The other fuel-economy improver the driver can respond to is the big bright driver display in the dash called the Driver Performance Center. It gives the driver real-time fuel economy information as well as a rolling average against which he or she can measure current performance. It’s easy to see, and it’s weighted so it shows movement rather than full on and full off as some earlier displays did. The driver can actually tell when some action produces a change in fuel consumption.
How accurate it actually is I can’t say, but the fact that it provides immediate visual feedback is good, and I think drivers will take to it quite willingly. The display in the test truck showed 8.1 mpg rolling average for the day, so I guess I wasn’t doing too badly.
The Paccar/Eaton powertrain
The new powertrain is the premier feature of the Advantage package. It does downspeeding pretty effectively.
We drove the truck over a 30-mile route near Kenworth’s Chillicothe, Ohio, manufacturing plant. It was a mix of four-lane and two-lane roads as well as a few twisting turns and even a bit of heavy traffic — situations drivers will face every day with the truck.

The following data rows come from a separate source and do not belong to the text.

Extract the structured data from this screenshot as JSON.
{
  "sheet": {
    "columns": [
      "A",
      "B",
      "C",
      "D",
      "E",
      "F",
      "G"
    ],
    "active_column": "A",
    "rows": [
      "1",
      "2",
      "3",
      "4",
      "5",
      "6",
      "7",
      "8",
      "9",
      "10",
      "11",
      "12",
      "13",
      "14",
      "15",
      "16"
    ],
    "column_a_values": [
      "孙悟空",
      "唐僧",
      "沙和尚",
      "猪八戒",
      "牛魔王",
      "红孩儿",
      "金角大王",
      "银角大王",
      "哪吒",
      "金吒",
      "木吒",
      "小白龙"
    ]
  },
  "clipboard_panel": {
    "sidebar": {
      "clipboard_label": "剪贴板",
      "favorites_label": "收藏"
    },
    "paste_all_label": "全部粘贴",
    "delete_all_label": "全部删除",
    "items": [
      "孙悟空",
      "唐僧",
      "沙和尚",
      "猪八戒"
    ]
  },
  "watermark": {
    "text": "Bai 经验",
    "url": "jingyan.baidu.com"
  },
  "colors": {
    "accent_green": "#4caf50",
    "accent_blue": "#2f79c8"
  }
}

The truck had the the EPA-2013 version of the MX-13 engine, which Kenworth says is even more efficient than previous versions. Our multi-torque version was rated at 455 hp with 1,550/1,750 lb-ft of torque. The Eaton Fuller 10-speed automated Advantage transmission let the engine spend most of its time between 1,000 and 1,200 rpm, which is an incredibly fuel-efficient operating range. The Advantage transmission hangs on until that last possible moment before downshifting, making full use of the engine’s broad torque curve.
The engine ran at 1,050 rpm at 55 mph, at 60 mph it was turning 1,175 rpm.
I’m not sure many drivers would yet be willing to run an engine that low if it were left up to them. However, the automated transmission makes those decisions for the driver, and the drivetrain is obviously designed to tolerate all that torque.
To provide a picture of how the powertrain is “geared” for fuel economy, from a traffic light leaving the plant, I made a full throttle application and kept my foot on the floor until we were up in 8th gear. It started in 2nd gear, shifted into 3rd at 1,600 rpm, skipped up to 5th and dropped into gear at 1,000 rpm, from 6th to 7th at 1,600, dropping back to 1,100 rpm. It went to 1,600 again before shifting into 8th, where the engine speed dropped back to 1,000. It never exceeded 1,600 rpm even though I had my foot right into it.
That kind of performance is engineered to save fuel. And believe me, the acceleration was good, not screaming fast or lethargic. Just what a good driver would do under normal circumstances. Later I tried a similar launch with medium pedal position and the rpm were slightly lower in each gear.
As I have reported previously, the T680 is a really nice truck to drive, with a comfortably sized cab and excellent steering response. Perhaps the most (or least) noticeable aspect of the truck is how quiet it is.
This time I had a sound meter with me. Cruising at 55 mph at 1,050 rpm, the meter showed 74dB. At 1,000 rpm, where some of the low rumble could be heard, the meter tipped 76 dB. As a reference, my Ford Taurus measures 74 dB at highway speed. The T680 is a very quiet ride, made somewhat better than the original by the aero package that helps move the air around the truck in a more orderly — and quieter — fashion.
It’ll be interesting to see where Kenworth goes next with the T680. The Mid-America Trucking Show is just around the corner, so if the truck maker has anything up its sleeve, we’re bound to see it then.